*** Opening of Source information ***

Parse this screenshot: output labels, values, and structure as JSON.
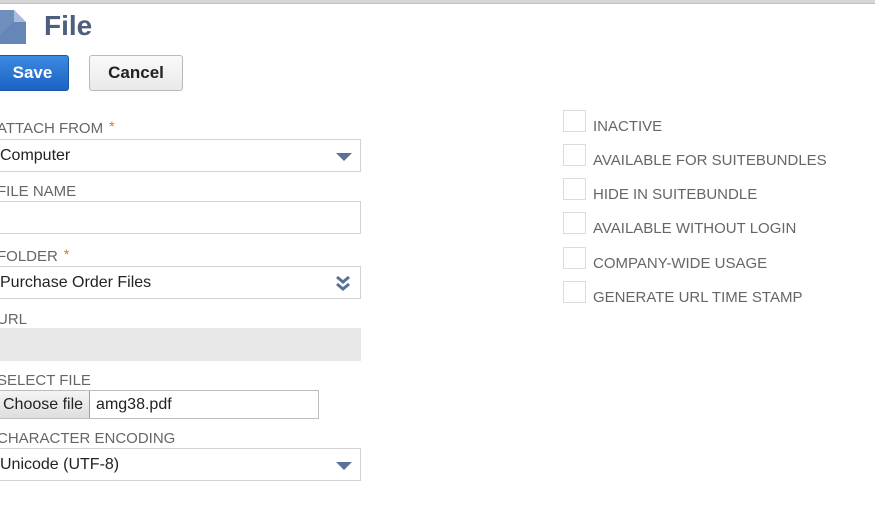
{
  "header": {
    "title": "File",
    "icon": "file-icon"
  },
  "toolbar": {
    "save_label": "Save",
    "cancel_label": "Cancel"
  },
  "form": {
    "attach_from": {
      "label": "ATTACH FROM",
      "required": "*",
      "value": "Computer"
    },
    "file_name": {
      "label": "FILE NAME",
      "value": ""
    },
    "folder": {
      "label": "FOLDER",
      "required": "*",
      "value": "Purchase Order Files"
    },
    "url": {
      "label": "URL",
      "value": ""
    },
    "select_file": {
      "label": "SELECT FILE",
      "button_label": "Choose file",
      "file_name": "amg38.pdf"
    },
    "character_encoding": {
      "label": "CHARACTER ENCODING",
      "value": "Unicode (UTF-8)"
    }
  },
  "checkboxes": [
    {
      "label": "INACTIVE",
      "checked": false
    },
    {
      "label": "AVAILABLE FOR SUITEBUNDLES",
      "checked": false
    },
    {
      "label": "HIDE IN SUITEBUNDLE",
      "checked": false
    },
    {
      "label": "AVAILABLE WITHOUT LOGIN",
      "checked": false
    },
    {
      "label": "COMPANY-WIDE USAGE",
      "checked": false
    },
    {
      "label": "GENERATE URL TIME STAMP",
      "checked": false
    }
  ],
  "colors": {
    "primary": "#1c62c4",
    "title": "#4d5f7c",
    "required": "#d07b1e",
    "arrow": "#5a7296"
  }
}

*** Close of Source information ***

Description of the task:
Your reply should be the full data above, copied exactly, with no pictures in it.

Solved problem:
Parse this screenshot: output labels, values, and structure as JSON.
{
  "header": {
    "title": "File",
    "icon": "file-icon"
  },
  "toolbar": {
    "save_label": "Save",
    "cancel_label": "Cancel"
  },
  "form": {
    "attach_from": {
      "label": "ATTACH FROM",
      "required": "*",
      "value": "Computer"
    },
    "file_name": {
      "label": "FILE NAME",
      "value": ""
    },
    "folder": {
      "label": "FOLDER",
      "required": "*",
      "value": "Purchase Order Files"
    },
    "url": {
      "label": "URL",
      "value": ""
    },
    "select_file": {
      "label": "SELECT FILE",
      "button_label": "Choose file",
      "file_name": "amg38.pdf"
    },
    "character_encoding": {
      "label": "CHARACTER ENCODING",
      "value": "Unicode (UTF-8)"
    }
  },
  "checkboxes": [
    {
      "label": "INACTIVE",
      "checked": false
    },
    {
      "label": "AVAILABLE FOR SUITEBUNDLES",
      "checked": false
    },
    {
      "label": "HIDE IN SUITEBUNDLE",
      "checked": false
    },
    {
      "label": "AVAILABLE WITHOUT LOGIN",
      "checked": false
    },
    {
      "label": "COMPANY-WIDE USAGE",
      "checked": false
    },
    {
      "label": "GENERATE URL TIME STAMP",
      "checked": false
    }
  ],
  "colors": {
    "primary": "#1c62c4",
    "title": "#4d5f7c",
    "required": "#d07b1e",
    "arrow": "#5a7296"
  }
}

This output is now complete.